Yet IBM’s now a year into the Watson Health program, and some have their doubts about the tech company’s ability to build a sustainable business around it. “IBM has pursued big, bespoke moonshot initiatives that can take years and are extremely expensive,” Tom Austin, a research fellow at Gartner, told the New York Times. “It seems like they’re swimming upstream with that.” Since IBM’s revenue has declined for the last 17 quarters in a row, the stakes are predictably high. While IBM’s Watson initiative did get off to a slow start, it’s picking up steam through partnerships with the Mayo Clinic, Quest Diagnostics, and Memorial Sloan Kettering Cancer Center, among others.

IBM demos AI and imaging at RSNA 2016, world's largest annual gathering of radiologists in Chicago. (IBM Watson Health)
IBM demos AI and imaging at RSNA 2016, world’s largest annual gathering of radiologists in Chicago. (IBM Watson Health)

 

It could simply be a matter of time before IBM’s multibillion dollar bet on Watson pays off. Research company IDC says the market for A.I. software and services is poised to bloom from $8 billion in 2016 to $47 billion over the next four years. Health care is expected to deliver the most revenue growth by 2020 among the industries analyzed in IDC’s report.

The biggest immediate gain from Watson Health looks to be in the oncology sector, particularly benefiting from the Sloan Kettering pact.

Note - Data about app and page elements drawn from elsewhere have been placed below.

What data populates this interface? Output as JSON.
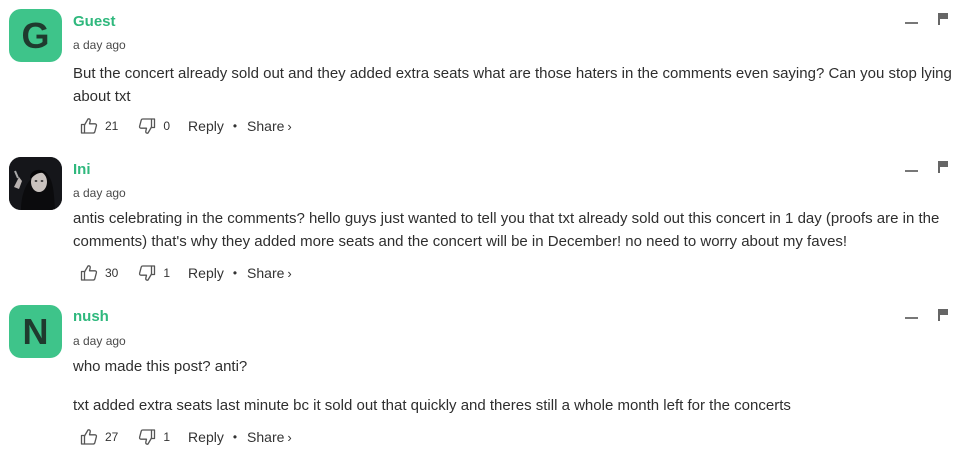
{
  "comments": [
    {
      "avatar_letter": "G",
      "avatar_color": "#3ec48a",
      "username": "Guest",
      "time": "a day ago",
      "paragraphs": [
        "But the concert already sold out and they added extra seats what are those haters in the comments even saying? Can you stop lying about txt"
      ],
      "likes": "21",
      "dislikes": "0",
      "reply_label": "Reply",
      "share_label": "Share"
    },
    {
      "avatar_letter": "",
      "avatar_color": "#16171b",
      "username": "Ini",
      "time": "a day ago",
      "paragraphs": [
        "antis celebrating in the comments? hello guys just wanted to tell you that txt already sold out this concert in 1 day (proofs are in the comments) that's why they added more seats and the concert will be in December! no need to worry about my faves!"
      ],
      "likes": "30",
      "dislikes": "1",
      "reply_label": "Reply",
      "share_label": "Share"
    },
    {
      "avatar_letter": "N",
      "avatar_color": "#3ec48a",
      "username": "nush",
      "time": "a day ago",
      "paragraphs": [
        "who made this post? anti?",
        "txt added extra seats last minute bc it sold out that quickly and theres still a whole month left for the concerts"
      ],
      "likes": "27",
      "dislikes": "1",
      "reply_label": "Reply",
      "share_label": "Share"
    }
  ],
  "colors": {
    "username": "#2fb87d",
    "avatar_bg": "#3ec48a",
    "text": "#2e2e2e"
  },
  "icons": {
    "like": "thumbs-up-icon",
    "dislike": "thumbs-down-icon",
    "minimize": "minimize-icon",
    "flag": "flag-icon",
    "share": "chevron-right-icon"
  }
}
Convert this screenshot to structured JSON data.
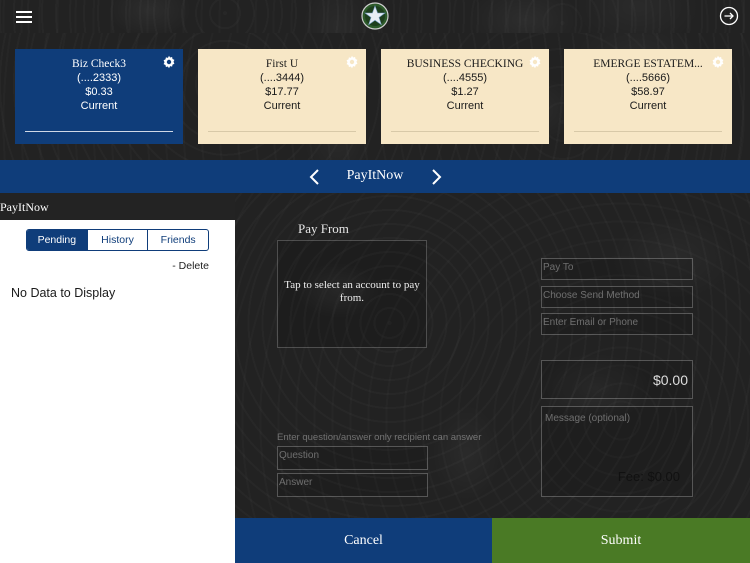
{
  "header": {
    "menu_icon": "hamburger-menu-icon",
    "logo_icon": "star-logo-icon",
    "logout_icon": "logout-icon"
  },
  "accounts": [
    {
      "name": "Biz Check3",
      "number": "(....2333)",
      "balance": "$0.33",
      "status": "Current",
      "selected": true
    },
    {
      "name": "First U",
      "number": "(....3444)",
      "balance": "$17.77",
      "status": "Current",
      "selected": false
    },
    {
      "name": "BUSINESS CHECKING",
      "number": "(....4555)",
      "balance": "$1.27",
      "status": "Current",
      "selected": false
    },
    {
      "name": "EMERGE ESTATEM...",
      "number": "(....5666)",
      "balance": "$58.97",
      "status": "Current",
      "selected": false
    }
  ],
  "titlebar": {
    "title": "PayItNow",
    "prev_icon": "chevron-left-icon",
    "next_icon": "chevron-right-icon"
  },
  "left_panel": {
    "heading": "PayItNow",
    "tabs": [
      "Pending",
      "History",
      "Friends"
    ],
    "active_tab": "Pending",
    "delete_label": "- Delete",
    "empty_message": "No Data to Display"
  },
  "form": {
    "pay_from_label": "Pay From",
    "pay_from_prompt": "Tap to select an account to pay from.",
    "pay_to_placeholder": "Pay To",
    "send_method_placeholder": "Choose Send Method",
    "email_phone_placeholder": "Enter Email or Phone",
    "amount": "$0.00",
    "message_placeholder": "Message (optional)",
    "fee": "Fee: $0.00",
    "question_instructions": "Enter question/answer only recipient can answer",
    "question_placeholder": "Question",
    "answer_placeholder": "Answer"
  },
  "actions": {
    "cancel_label": "Cancel",
    "submit_label": "Submit"
  },
  "colors": {
    "brand_blue": "#0f3d7a",
    "submit_green": "#4a7a25",
    "card_cream": "#f7e7c6"
  }
}
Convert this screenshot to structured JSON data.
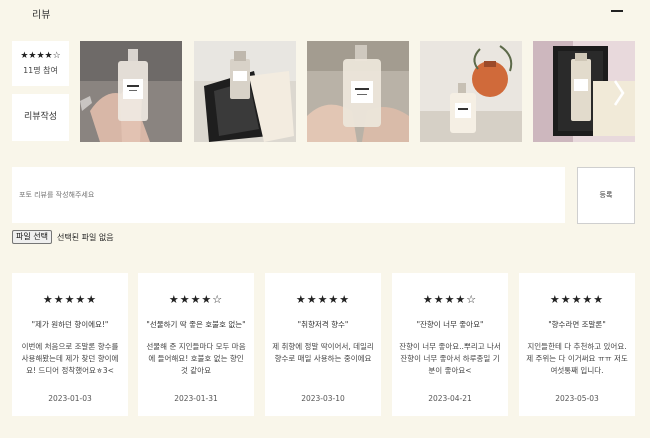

Capitalizing on partnerships such as this, Watson could provide bespoke treatment suggestions using genomic analysis typically reserved for the few elite centers that currently offer it. IBM is also hoping its platform will provide any doctor with greater insight in order to better treat the 14 million Americans living with cancer, many of whom would otherwise lack the access or resources to get the very best treatment.

Learn how Watson Health works in the video below.

 

For more information on IBM’s investment in big data and health analytics, click here.